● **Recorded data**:
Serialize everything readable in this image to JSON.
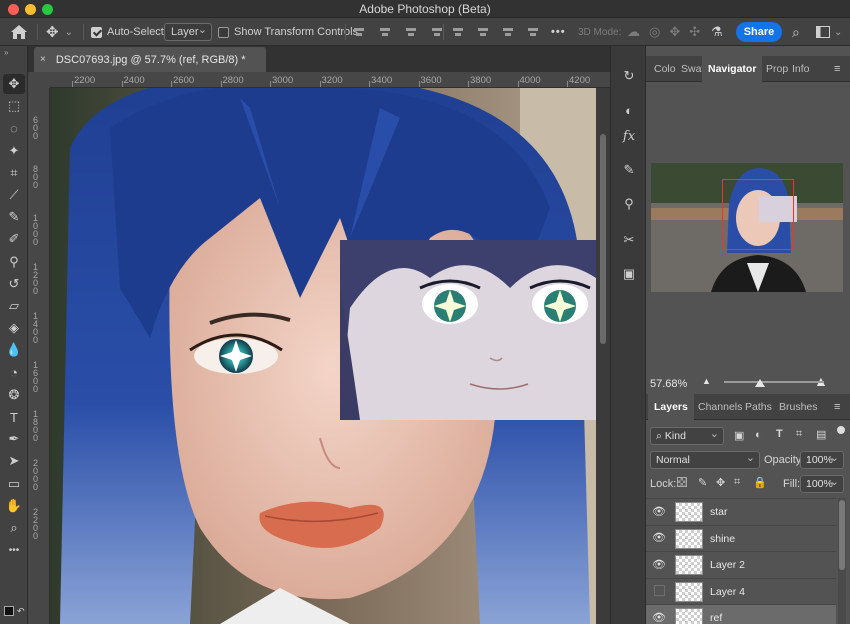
{
  "window": {
    "title": "Adobe Photoshop (Beta)",
    "traffic_colors": [
      "#ff5f57",
      "#febc2e",
      "#28c840"
    ]
  },
  "options_bar": {
    "auto_select_label": "Auto-Select:",
    "auto_select_checked": true,
    "auto_select_value": "Layer",
    "show_transform_label": "Show Transform Controls",
    "show_transform_checked": false,
    "more_label": "•••",
    "mode_3d_label": "3D Mode:",
    "share_label": "Share"
  },
  "document": {
    "tab_title": "DSC07693.jpg @ 57.7% (ref, RGB/8) *",
    "close_label": "×",
    "ruler_h": [
      "2200",
      "2400",
      "2600",
      "2800",
      "3000",
      "3200",
      "3400",
      "3600",
      "3800",
      "4000",
      "4200"
    ],
    "ruler_v": [
      "600",
      "800",
      "1000",
      "1200",
      "1400",
      "1600",
      "1800",
      "2000",
      "2200"
    ]
  },
  "toolbar": {
    "tools": [
      {
        "name": "move-tool-icon",
        "glyph": "✥",
        "active": true
      },
      {
        "name": "marquee-tool-icon",
        "glyph": "⬚",
        "active": false
      },
      {
        "name": "lasso-tool-icon",
        "glyph": "◌",
        "active": false
      },
      {
        "name": "magic-wand-tool-icon",
        "glyph": "✦",
        "active": false
      },
      {
        "name": "crop-tool-icon",
        "glyph": "⌗",
        "active": false
      },
      {
        "name": "eyedropper-tool-icon",
        "glyph": "⟋",
        "active": false
      },
      {
        "name": "healing-brush-tool-icon",
        "glyph": "✎",
        "active": false
      },
      {
        "name": "brush-tool-icon",
        "glyph": "✐",
        "active": false
      },
      {
        "name": "clone-stamp-tool-icon",
        "glyph": "⚲",
        "active": false
      },
      {
        "name": "history-brush-tool-icon",
        "glyph": "↺",
        "active": false
      },
      {
        "name": "eraser-tool-icon",
        "glyph": "▱",
        "active": false
      },
      {
        "name": "paint-bucket-tool-icon",
        "glyph": "◈",
        "active": false
      },
      {
        "name": "blur-tool-icon",
        "glyph": "💧",
        "active": false
      },
      {
        "name": "dodge-tool-icon",
        "glyph": "◔",
        "active": false
      },
      {
        "name": "sponge-tool-icon",
        "glyph": "❂",
        "active": false
      },
      {
        "name": "type-tool-icon",
        "glyph": "T",
        "active": false
      },
      {
        "name": "pen-tool-icon",
        "glyph": "✒",
        "active": false
      },
      {
        "name": "path-selection-tool-icon",
        "glyph": "➤",
        "active": false
      },
      {
        "name": "rectangle-tool-icon",
        "glyph": "▭",
        "active": false
      },
      {
        "name": "hand-tool-icon",
        "glyph": "✋",
        "active": false
      },
      {
        "name": "zoom-tool-icon",
        "glyph": "⌕",
        "active": false
      },
      {
        "name": "more-tools-icon",
        "glyph": "•••",
        "active": false
      }
    ]
  },
  "panel_top": {
    "tabs": [
      {
        "label": "Colo",
        "active": false
      },
      {
        "label": "Swat",
        "active": false
      },
      {
        "label": "Navigator",
        "active": true
      },
      {
        "label": "Prop",
        "active": false
      },
      {
        "label": "Info",
        "active": false
      }
    ],
    "zoom": "57.68%"
  },
  "layers_panel": {
    "tabs": [
      {
        "label": "Layers",
        "active": true
      },
      {
        "label": "Channels",
        "active": false
      },
      {
        "label": "Paths",
        "active": false
      },
      {
        "label": "Brushes",
        "active": false
      }
    ],
    "filter_kind": "Kind",
    "blend_mode": "Normal",
    "opacity_label": "Opacity:",
    "opacity_value": "100%",
    "lock_label": "Lock:",
    "fill_label": "Fill:",
    "fill_value": "100%",
    "layers": [
      {
        "name": "star",
        "visible": true,
        "selected": false
      },
      {
        "name": "shine",
        "visible": true,
        "selected": false
      },
      {
        "name": "Layer 2",
        "visible": true,
        "selected": false
      },
      {
        "name": "Layer 4",
        "visible": false,
        "selected": false
      },
      {
        "name": "ref",
        "visible": true,
        "selected": true
      }
    ]
  }
}
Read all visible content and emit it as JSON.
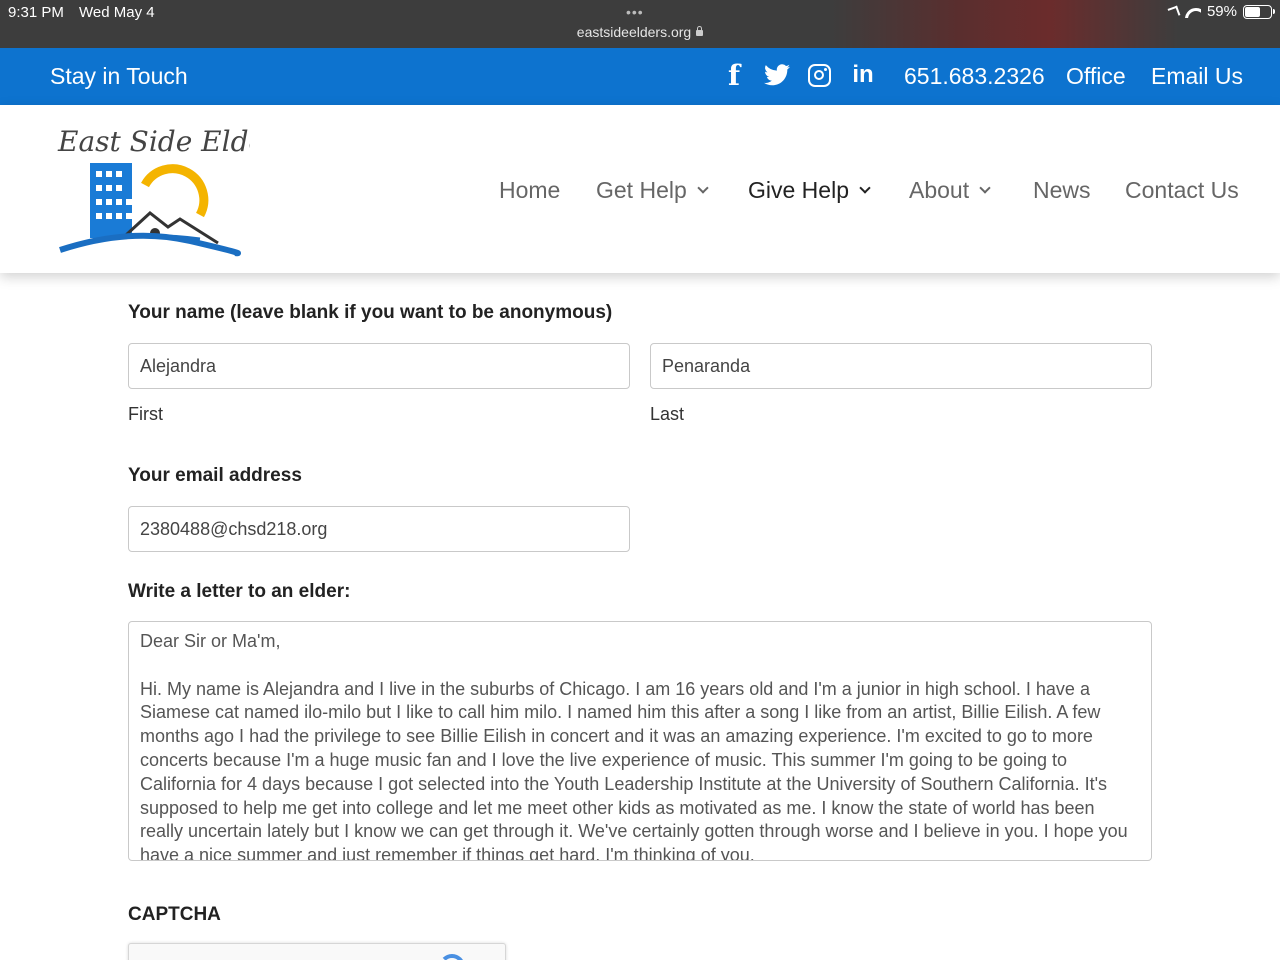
{
  "status_bar": {
    "time": "9:31 PM",
    "date": "Wed May 4",
    "dots": "•••",
    "url": "eastsideelders.org",
    "battery": "59%",
    "battery_level": 0.59
  },
  "topbar": {
    "title": "Stay in Touch",
    "social_icons": [
      "facebook-icon",
      "twitter-icon",
      "instagram-icon",
      "linkedin-icon"
    ],
    "facebook_glyph": "f",
    "linkedin_glyph": "in",
    "phone": "651.683.2326",
    "office": "Office",
    "email": "Email Us",
    "background": "#0d73cf"
  },
  "logo": {
    "text": "East Side Elders"
  },
  "nav": {
    "items": [
      {
        "label": "Home"
      },
      {
        "label": "Get Help"
      },
      {
        "label": "Give Help"
      },
      {
        "label": "About"
      },
      {
        "label": "News"
      },
      {
        "label": "Contact Us"
      }
    ]
  },
  "form": {
    "name_label": "Your name (leave blank if you want to be anonymous)",
    "first_value": "Alejandra",
    "first_label": "First",
    "last_value": "Penaranda",
    "last_label": "Last",
    "email_label": "Your email address",
    "email_value": "2380488@chsd218.org",
    "letter_label": "Write a letter to an elder:",
    "letter_value": "Dear Sir or Ma'm,\n\nHi. My name is Alejandra and I live in the suburbs of Chicago. I am 16 years old and I'm a junior in high school. I have a Siamese cat named ilo-milo but I like to call him milo. I named him this after a song I like from an artist, Billie Eilish. A few months ago I had the privilege to see Billie Eilish in concert and it was an amazing experience. I'm excited to go to more concerts because I'm a huge music fan and I love the live experience of music. This summer I'm going to be going to California for 4 days because I got selected into the Youth Leadership Institute at the University of Southern California. It's supposed to help me get into college and let me meet other kids as motivated as me. I know the state of world has been really uncertain lately but I know we can get through it. We've certainly gotten through worse and I believe in you. I hope you have a nice summer and just remember if things get hard, I'm thinking of you.",
    "captcha_label": "CAPTCHA"
  }
}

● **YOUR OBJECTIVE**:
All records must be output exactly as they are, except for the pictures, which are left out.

● **TASK RESPONSE**:
Serialize everything readable in this image to JSON.
{
  "window": {
    "title": "Adobe Photoshop (Beta)",
    "traffic_colors": [
      "#ff5f57",
      "#febc2e",
      "#28c840"
    ]
  },
  "options_bar": {
    "auto_select_label": "Auto-Select:",
    "auto_select_checked": true,
    "auto_select_value": "Layer",
    "show_transform_label": "Show Transform Controls",
    "show_transform_checked": false,
    "more_label": "•••",
    "mode_3d_label": "3D Mode:",
    "share_label": "Share"
  },
  "document": {
    "tab_title": "DSC07693.jpg @ 57.7% (ref, RGB/8) *",
    "close_label": "×",
    "ruler_h": [
      "2200",
      "2400",
      "2600",
      "2800",
      "3000",
      "3200",
      "3400",
      "3600",
      "3800",
      "4000",
      "4200"
    ],
    "ruler_v": [
      "600",
      "800",
      "1000",
      "1200",
      "1400",
      "1600",
      "1800",
      "2000",
      "2200"
    ]
  },
  "toolbar": {
    "tools": [
      {
        "name": "move-tool-icon",
        "glyph": "✥",
        "active": true
      },
      {
        "name": "marquee-tool-icon",
        "glyph": "⬚",
        "active": false
      },
      {
        "name": "lasso-tool-icon",
        "glyph": "◌",
        "active": false
      },
      {
        "name": "magic-wand-tool-icon",
        "glyph": "✦",
        "active": false
      },
      {
        "name": "crop-tool-icon",
        "glyph": "⌗",
        "active": false
      },
      {
        "name": "eyedropper-tool-icon",
        "glyph": "⟋",
        "active": false
      },
      {
        "name": "healing-brush-tool-icon",
        "glyph": "✎",
        "active": false
      },
      {
        "name": "brush-tool-icon",
        "glyph": "✐",
        "active": false
      },
      {
        "name": "clone-stamp-tool-icon",
        "glyph": "⚲",
        "active": false
      },
      {
        "name": "history-brush-tool-icon",
        "glyph": "↺",
        "active": false
      },
      {
        "name": "eraser-tool-icon",
        "glyph": "▱",
        "active": false
      },
      {
        "name": "paint-bucket-tool-icon",
        "glyph": "◈",
        "active": false
      },
      {
        "name": "blur-tool-icon",
        "glyph": "💧",
        "active": false
      },
      {
        "name": "dodge-tool-icon",
        "glyph": "◔",
        "active": false
      },
      {
        "name": "sponge-tool-icon",
        "glyph": "❂",
        "active": false
      },
      {
        "name": "type-tool-icon",
        "glyph": "T",
        "active": false
      },
      {
        "name": "pen-tool-icon",
        "glyph": "✒",
        "active": false
      },
      {
        "name": "path-selection-tool-icon",
        "glyph": "➤",
        "active": false
      },
      {
        "name": "rectangle-tool-icon",
        "glyph": "▭",
        "active": false
      },
      {
        "name": "hand-tool-icon",
        "glyph": "✋",
        "active": false
      },
      {
        "name": "zoom-tool-icon",
        "glyph": "⌕",
        "active": false
      },
      {
        "name": "more-tools-icon",
        "glyph": "•••",
        "active": false
      }
    ]
  },
  "panel_top": {
    "tabs": [
      {
        "label": "Colo",
        "active": false
      },
      {
        "label": "Swat",
        "active": false
      },
      {
        "label": "Navigator",
        "active": true
      },
      {
        "label": "Prop",
        "active": false
      },
      {
        "label": "Info",
        "active": false
      }
    ],
    "zoom": "57.68%"
  },
  "layers_panel": {
    "tabs": [
      {
        "label": "Layers",
        "active": true
      },
      {
        "label": "Channels",
        "active": false
      },
      {
        "label": "Paths",
        "active": false
      },
      {
        "label": "Brushes",
        "active": false
      }
    ],
    "filter_kind": "Kind",
    "blend_mode": "Normal",
    "opacity_label": "Opacity:",
    "opacity_value": "100%",
    "lock_label": "Lock:",
    "fill_label": "Fill:",
    "fill_value": "100%",
    "layers": [
      {
        "name": "star",
        "visible": true,
        "selected": false
      },
      {
        "name": "shine",
        "visible": true,
        "selected": false
      },
      {
        "name": "Layer 2",
        "visible": true,
        "selected": false
      },
      {
        "name": "Layer 4",
        "visible": false,
        "selected": false
      },
      {
        "name": "ref",
        "visible": true,
        "selected": true
      }
    ]
  }
}
Read all visible content and emit it as JSON.
{
  "status_bar": {
    "time": "9:31 PM",
    "date": "Wed May 4",
    "dots": "•••",
    "url": "eastsideelders.org",
    "battery": "59%",
    "battery_level": 0.59
  },
  "topbar": {
    "title": "Stay in Touch",
    "social_icons": [
      "facebook-icon",
      "twitter-icon",
      "instagram-icon",
      "linkedin-icon"
    ],
    "facebook_glyph": "f",
    "linkedin_glyph": "in",
    "phone": "651.683.2326",
    "office": "Office",
    "email": "Email Us",
    "background": "#0d73cf"
  },
  "logo": {
    "text": "East Side Elders"
  },
  "nav": {
    "items": [
      {
        "label": "Home"
      },
      {
        "label": "Get Help"
      },
      {
        "label": "Give Help"
      },
      {
        "label": "About"
      },
      {
        "label": "News"
      },
      {
        "label": "Contact Us"
      }
    ]
  },
  "form": {
    "name_label": "Your name (leave blank if you want to be anonymous)",
    "first_value": "Alejandra",
    "first_label": "First",
    "last_value": "Penaranda",
    "last_label": "Last",
    "email_label": "Your email address",
    "email_value": "2380488@chsd218.org",
    "letter_label": "Write a letter to an elder:",
    "letter_value": "Dear Sir or Ma'm,\n\nHi. My name is Alejandra and I live in the suburbs of Chicago. I am 16 years old and I'm a junior in high school. I have a Siamese cat named ilo-milo but I like to call him milo. I named him this after a song I like from an artist, Billie Eilish. A few months ago I had the privilege to see Billie Eilish in concert and it was an amazing experience. I'm excited to go to more concerts because I'm a huge music fan and I love the live experience of music. This summer I'm going to be going to California for 4 days because I got selected into the Youth Leadership Institute at the University of Southern California. It's supposed to help me get into college and let me meet other kids as motivated as me. I know the state of world has been really uncertain lately but I know we can get through it. We've certainly gotten through worse and I believe in you. I hope you have a nice summer and just remember if things get hard, I'm thinking of you.",
    "captcha_label": "CAPTCHA"
  }
}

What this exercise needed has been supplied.